Jul 6, 2016 | Getting to the root of how things work has informed and progressed all aspects of scientific discovery. As computers and applications grow in complexity, seemingly poised to enter a new phase beyond the limits of Moore’s Law and CMOS technology, enlightening how they work best is paramount. With new resources from a growing list of industry partners, the Center for Advanced Technology Evaluation – known as CENATE – a computing proving ground at Pacific Northwest National Laboratory supported by the U.S. Department of Energy’s Office of Advanced Scientific Computing Research, is rapidly expanding its capabilities to assist the high-performance computing community. Read more…

Trinity Wrestles with Knights Landing Programming Challenge with COE

Jul 5, 2016 | Seventy-one years ago, on July 16, 1945, an incredible explosion lit up the New Mexico night sky. This was the Trinity Test, the world’s first nuclear detonation, and it marked the beginning of the Nuclear Age. It also ushered in the age of supercomputers, which essentially began with weapons science at Los Alamos National Laboratory (LANL). Now a new Trinity, a next generation Cray XC supercomputer is about to take center stage to help the national security labs achieve their primary mission – to provide the nation with a safe, secure and effective nuclear deterrent. Read more…

Genomic Sequencing at Children’s Mercy: Saving Time to Save Lives
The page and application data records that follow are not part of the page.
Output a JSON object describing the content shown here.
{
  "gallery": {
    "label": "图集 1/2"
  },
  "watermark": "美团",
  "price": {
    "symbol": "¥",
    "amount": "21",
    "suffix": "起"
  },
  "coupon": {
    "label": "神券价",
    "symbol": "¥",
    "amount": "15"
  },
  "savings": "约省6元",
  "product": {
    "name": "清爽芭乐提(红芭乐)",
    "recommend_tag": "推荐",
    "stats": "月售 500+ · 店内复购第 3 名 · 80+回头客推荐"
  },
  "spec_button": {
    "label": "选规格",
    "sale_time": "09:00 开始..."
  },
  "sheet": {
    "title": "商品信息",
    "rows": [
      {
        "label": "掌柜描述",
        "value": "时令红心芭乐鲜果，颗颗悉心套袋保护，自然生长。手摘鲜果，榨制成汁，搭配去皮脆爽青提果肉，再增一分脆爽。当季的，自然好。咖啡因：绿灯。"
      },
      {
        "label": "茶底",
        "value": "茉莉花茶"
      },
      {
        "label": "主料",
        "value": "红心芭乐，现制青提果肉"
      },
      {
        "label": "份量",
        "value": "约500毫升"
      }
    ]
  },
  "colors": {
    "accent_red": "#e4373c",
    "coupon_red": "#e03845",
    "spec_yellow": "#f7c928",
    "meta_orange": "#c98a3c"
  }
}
Jul 1, 2016 | Genomic sequencing – that is, rapid sequencing – is instrumental to diagnosing and treating critically ill patients, and managing the high data volumes involved in genomics is essential to the process. Children’s Mercy Hospital in Kansas City, MO, (354 beds, not-for-profit, treating children from birth through the age of 21) operates what it says is the world’s first whole genome sequencing center in a pediatric setting, where physicians, clinical laboratory scientists, molecular geneticists, bioinformaticians and software engineers work to sequence and analyze rare inherited diseases. Read more…